Last year, the South Korean economy marked the slowest on-year growth pace in six years, amid shrinking corporate investment and slowing exports, central bank data showed Tuesday.
Expanded government spending in the final quarter of the year was seen as having raised the annual figure to meet the government target level, while private sector remained sluggish, according to the bank.
The country’s economy grew 2.7 percent on-year in 2018, down from 3.1 percent in the previous year, according to the advance estimate released by the Bank of Korea.
Though this met the BOK’s earlier forecast, it fell short of the International Monetary Fund’s 2.8 percent forecast and also marked the slowest on-year growth since the 2.3 percent observed in 2012.
Of the total yearly growth, 1 percent was attained in the final quarter, rising 0.4 percentage point from the previous quarter on the back of expanded fiscal spending.
Government expenditure in the fourth quarter grew 3.1 percent from the previous quarter, recording the steepest on-quarter rate of increase in eight years and three months. Compared to a year earlier, the rate of increase stood at a 10-year high of 7.1 percent, indicating that the Seoul government pumped as much money into the economy as it had in the aftermath of the global financial crisis.
Park Yang-su, director general of the economic statistics department at the Bank of Korea, on Tuesday gives a briefing on the country’s economic growth figures for 2018. (Yonhap)
“The government made pump-priming efforts during the final quarter to counter the slowdown in exports,” said Park Yang-su, director general of the economic statistics department at the BOK.
The most drastic increase in expenditure was observed in the production cost for public goods, such as water pipes and construction material, the BOK data showed.
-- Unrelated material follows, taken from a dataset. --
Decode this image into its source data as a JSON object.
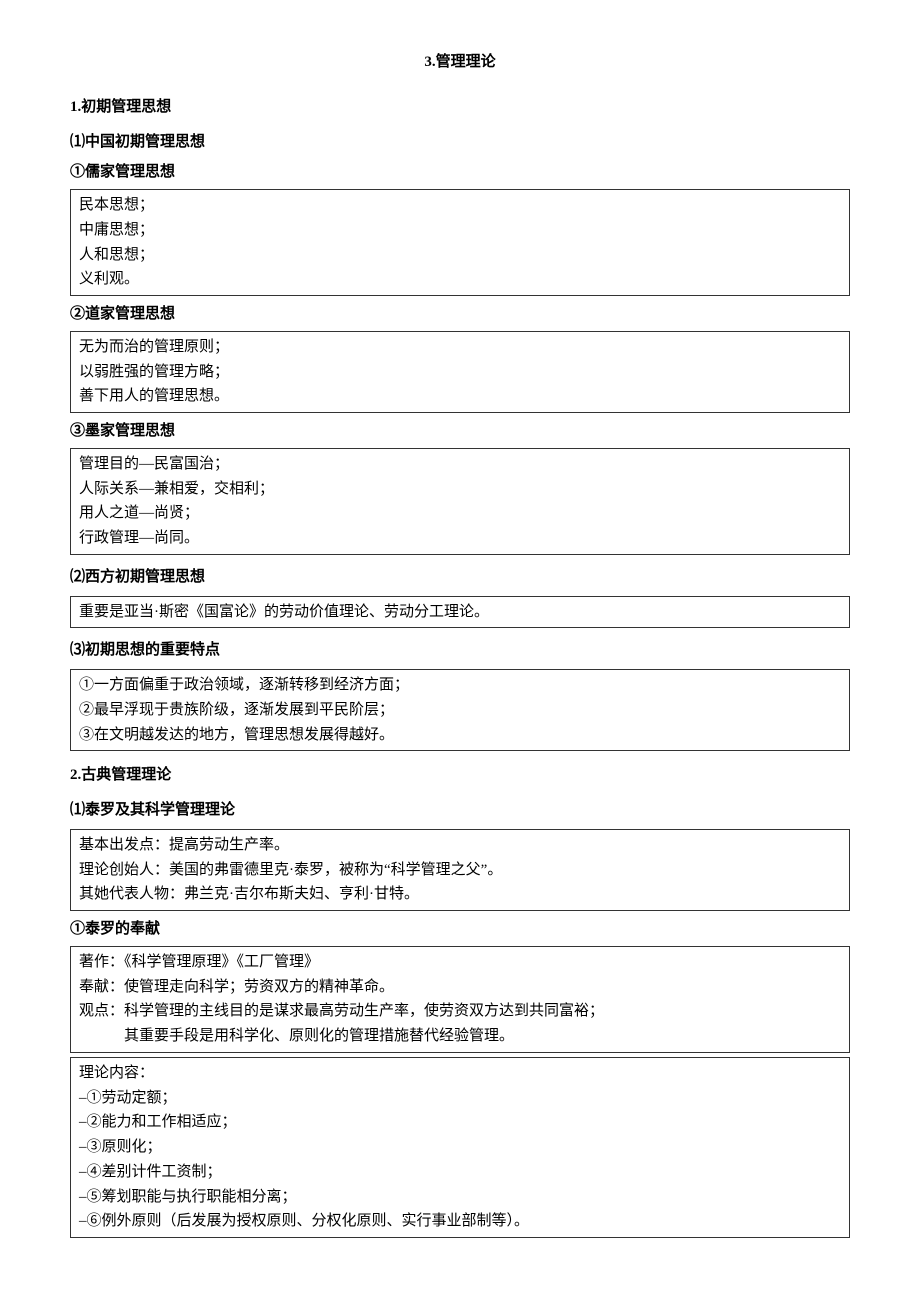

“The social overhead capital sector saw a rise in government spending during the fourth quarter, as several local governments sped up pending construction projects after taking office in July.”
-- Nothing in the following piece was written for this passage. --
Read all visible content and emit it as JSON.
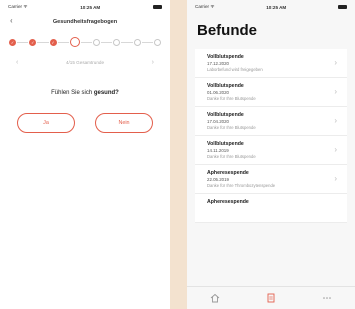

Meanwhile, the country’s gross national income is likely to have surpassed $31,000 per capita last year for the first time. In the previous year, the per capita income stood at $29,745, missing the $30,000 mark.
Despite supplementary actions by the government, concerns lingered, as corporate investment remained sluggish.
Construction investment shed 4 percent last year from a year earlier, marking the steepest on-year pace of decrease since the 2008 Asian financial crisis, while facility investment shrank to a nine-year low of 1.7 percent in the same period.
By industry, the manufacturing sector slowed down to 3.6 percent from 4.4 percent two years before, and the construction business dipped to a seven-year low of 4.2 percent.
By Bae Hyun-jung (email@example.com)